I had a conversation with a friend recently where we discussed the difficulty of seeing ourselves as God sees us. I wish I could say that few of us deal with this problem, but the truth is each one of us struggles with this reality. If we didn’t, we would already be manifesting the “greater works” Jesus promised us and we would look a great deal differently as the Body than we do now. What I am more and more faced with is this idea that God sees me as far more equipped and able than I do, and that I need to change my perspective to align with His.
For example, my friend Praying Medic and I spoke by phone about my recent Gemstones blog posts, and he suggested that I turn them into a short Kindle book on the subject. While I thought it was a cool idea, at first I struggled with the concept. “Who am I to write a book on this manifestation?” I asked myself, looking at my own doubts, difficulties, and insufficiencies. Then, as I thought a bit more, I said to myself “Very few people have MORE experience with this than I do, and even FEWER of them are writers. Why NOT write a book on this?”
I am discovering that the Church is extremely hungry not just for supernatural manifestations of God’s love, but for understanding and activation into these things, and I now believe I have been divinely positioned to release a greater measure of that into the Body of Christ. If I were busy viewing myself as someone who is unworthy or unable, I would be unprepared to help steward this forward by writing a book. The truth is that unless we are able to take a more impartial view of ourselves, we will very rarely come up with an accurate appraisal of our own skills and abilities.
I was recently visiting with family in a dynamic with my older brother where I found myself reviewing my own value and worth from a life-accomplishments perspective and internally trying to see if I “measured up.” I was listing off my accomplishments for my wife and she asked me “Do you feel like you need to prove something?” I thought for a moment and the answer was “Yes, I do feel that way, but there’s no reason why I should need to prove myself to measure up.” The reality is that I don’t need to compete with my brother in any way–we are nothing alike and I honestly don’t want to be like him.
He is an officer in the military with all of the perks and responsibilities, has a Masters Degree, a wife his age with kids, and is a member of the Episcopal Church. On paper he looks super-successful, but there is always a deeper truth behind appearances. He gets moved all around the country and world every few years and lives his family less than 50% of the time due to being deployed in the middle of the ocean somewhere. He is staunchly set in his religious ways and is not open to new ideas or revelation if they don’t align too closely with what he already thinks. He is so used to telling others what to do and having them follow his instructions without questioning that he treats other people that way as well.

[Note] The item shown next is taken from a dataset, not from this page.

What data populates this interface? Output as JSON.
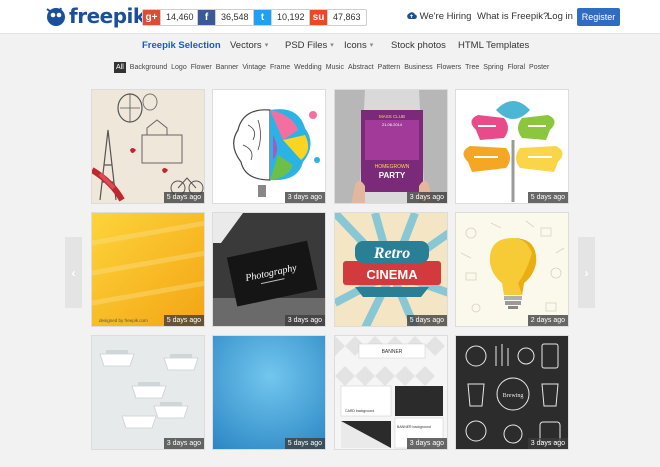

On the other hand, I am 31 and still haven’t finished my Bachelors degree, have no kids, married a woman 24 years older than I am, and have no clear religious affiliations to speak of. However, I am a Registered Nurse who will not only be completing my degree soon, but have already been working in my field for years with very good pay with only an Associates Degree. My wife is older than I, but is much better matched for me than anyone in my own age bracket. I have three wonderful step-grandchildren who live with us and who I get to help raise. I have one book that is in the editing process to be published, over ten more ideas on the drawing board, and another two which are also significantly underway. I get to see my wife and family every day and only work 80% of a normal person’s work schedule. From a spiritual perspective, God has placed me on the cutting edge of some areas of supernatural thought and experience, and I relish in the new things that God brings in my path and the opportunity to test out and learn new things. In other words, I am happier being me, and comparing myself to someone else isn’t going to help me become more of who God made me to be. I’m not my brother and I don’t have the talents and inclinations he has, and he doesn’t have mine.
Having a clear picture of how God sees us is best developed by listening to God himself. It can be easy for me to see myself from my own internal view, but if I take time, even just a moment in a situation where I am having difficulty, to ask God what He thinks and feels about me, it is completely different than what I am usually expecting to hear, and over time it helps me have a different image of myself. As I gain a clearer picture of who I am based on how God sees me, my entire life becomes more functional as instead of living from inner dysfunction I begin to live from a place of inner wholeness.